> [EXERCISE DIRECTIONS]: Your response should consist of the lines below, printed exactly.

> [DATA UNDER STUDY]:
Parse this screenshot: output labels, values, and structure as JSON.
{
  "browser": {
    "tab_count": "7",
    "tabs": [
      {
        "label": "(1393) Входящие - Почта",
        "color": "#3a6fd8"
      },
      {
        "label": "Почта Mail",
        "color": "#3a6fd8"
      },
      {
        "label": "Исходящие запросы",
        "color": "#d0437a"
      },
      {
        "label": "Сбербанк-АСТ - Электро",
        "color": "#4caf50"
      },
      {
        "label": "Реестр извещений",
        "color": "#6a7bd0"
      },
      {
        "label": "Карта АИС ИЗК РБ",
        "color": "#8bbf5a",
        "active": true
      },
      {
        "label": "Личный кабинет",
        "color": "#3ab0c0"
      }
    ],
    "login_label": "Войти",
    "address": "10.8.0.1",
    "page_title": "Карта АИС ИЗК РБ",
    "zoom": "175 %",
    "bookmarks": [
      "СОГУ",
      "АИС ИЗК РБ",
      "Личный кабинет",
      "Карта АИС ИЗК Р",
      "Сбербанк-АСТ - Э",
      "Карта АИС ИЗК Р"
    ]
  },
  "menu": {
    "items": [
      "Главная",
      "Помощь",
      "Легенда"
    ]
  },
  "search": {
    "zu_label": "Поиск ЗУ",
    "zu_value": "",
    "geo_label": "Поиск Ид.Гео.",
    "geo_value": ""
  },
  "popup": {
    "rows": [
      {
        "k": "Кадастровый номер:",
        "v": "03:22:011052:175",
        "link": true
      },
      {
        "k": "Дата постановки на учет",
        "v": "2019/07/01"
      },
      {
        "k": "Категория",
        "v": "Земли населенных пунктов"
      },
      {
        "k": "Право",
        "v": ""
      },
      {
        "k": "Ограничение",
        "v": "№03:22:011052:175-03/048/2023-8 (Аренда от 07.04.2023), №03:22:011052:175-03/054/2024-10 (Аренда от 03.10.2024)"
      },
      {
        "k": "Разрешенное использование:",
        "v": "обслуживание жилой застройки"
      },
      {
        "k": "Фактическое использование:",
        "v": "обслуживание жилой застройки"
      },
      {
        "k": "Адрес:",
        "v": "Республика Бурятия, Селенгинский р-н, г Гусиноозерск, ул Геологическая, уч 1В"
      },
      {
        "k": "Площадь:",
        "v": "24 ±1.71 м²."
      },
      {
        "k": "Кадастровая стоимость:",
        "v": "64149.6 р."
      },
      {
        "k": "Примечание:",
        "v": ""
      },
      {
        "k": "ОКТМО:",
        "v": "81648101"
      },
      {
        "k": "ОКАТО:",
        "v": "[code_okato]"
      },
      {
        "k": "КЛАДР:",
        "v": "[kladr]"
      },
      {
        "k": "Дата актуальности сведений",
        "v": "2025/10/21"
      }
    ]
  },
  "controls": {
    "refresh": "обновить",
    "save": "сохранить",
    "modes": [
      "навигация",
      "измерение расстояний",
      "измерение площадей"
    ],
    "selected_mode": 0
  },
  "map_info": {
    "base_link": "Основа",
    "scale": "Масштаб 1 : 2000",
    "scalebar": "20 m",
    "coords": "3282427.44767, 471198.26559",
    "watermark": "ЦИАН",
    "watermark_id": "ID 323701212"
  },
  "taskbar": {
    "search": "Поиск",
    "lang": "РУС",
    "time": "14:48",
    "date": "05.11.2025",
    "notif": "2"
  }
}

> [RESULT]:
Parse this screenshot: output labels, values, and structure as JSON.
{
  "browser": {
    "tab_count": "7",
    "tabs": [
      {
        "label": "(1393) Входящие - Почта",
        "color": "#3a6fd8"
      },
      {
        "label": "Почта Mail",
        "color": "#3a6fd8"
      },
      {
        "label": "Исходящие запросы",
        "color": "#d0437a"
      },
      {
        "label": "Сбербанк-АСТ - Электро",
        "color": "#4caf50"
      },
      {
        "label": "Реестр извещений",
        "color": "#6a7bd0"
      },
      {
        "label": "Карта АИС ИЗК РБ",
        "color": "#8bbf5a",
        "active": true
      },
      {
        "label": "Личный кабинет",
        "color": "#3ab0c0"
      }
    ],
    "login_label": "Войти",
    "address": "10.8.0.1",
    "page_title": "Карта АИС ИЗК РБ",
    "zoom": "175 %",
    "bookmarks": [
      "СОГУ",
      "АИС ИЗК РБ",
      "Личный кабинет",
      "Карта АИС ИЗК Р",
      "Сбербанк-АСТ - Э",
      "Карта АИС ИЗК Р"
    ]
  },
  "menu": {
    "items": [
      "Главная",
      "Помощь",
      "Легенда"
    ]
  },
  "search": {
    "zu_label": "Поиск ЗУ",
    "zu_value": "",
    "geo_label": "Поиск Ид.Гео.",
    "geo_value": ""
  },
  "popup": {
    "rows": [
      {
        "k": "Кадастровый номер:",
        "v": "03:22:011052:175",
        "link": true
      },
      {
        "k": "Дата постановки на учет",
        "v": "2019/07/01"
      },
      {
        "k": "Категория",
        "v": "Земли населенных пунктов"
      },
      {
        "k": "Право",
        "v": ""
      },
      {
        "k": "Ограничение",
        "v": "№03:22:011052:175-03/048/2023-8 (Аренда от 07.04.2023), №03:22:011052:175-03/054/2024-10 (Аренда от 03.10.2024)"
      },
      {
        "k": "Разрешенное использование:",
        "v": "обслуживание жилой застройки"
      },
      {
        "k": "Фактическое использование:",
        "v": "обслуживание жилой застройки"
      },
      {
        "k": "Адрес:",
        "v": "Республика Бурятия, Селенгинский р-н, г Гусиноозерск, ул Геологическая, уч 1В"
      },
      {
        "k": "Площадь:",
        "v": "24 ±1.71 м²."
      },
      {
        "k": "Кадастровая стоимость:",
        "v": "64149.6 р."
      },
      {
        "k": "Примечание:",
        "v": ""
      },
      {
        "k": "ОКТМО:",
        "v": "81648101"
      },
      {
        "k": "ОКАТО:",
        "v": "[code_okato]"
      },
      {
        "k": "КЛАДР:",
        "v": "[kladr]"
      },
      {
        "k": "Дата актуальности сведений",
        "v": "2025/10/21"
      }
    ]
  },
  "controls": {
    "refresh": "обновить",
    "save": "сохранить",
    "modes": [
      "навигация",
      "измерение расстояний",
      "измерение площадей"
    ],
    "selected_mode": 0
  },
  "map_info": {
    "base_link": "Основа",
    "scale": "Масштаб 1 : 2000",
    "scalebar": "20 m",
    "coords": "3282427.44767, 471198.26559",
    "watermark": "ЦИАН",
    "watermark_id": "ID 323701212"
  },
  "taskbar": {
    "search": "Поиск",
    "lang": "РУС",
    "time": "14:48",
    "date": "05.11.2025",
    "notif": "2"
  }
}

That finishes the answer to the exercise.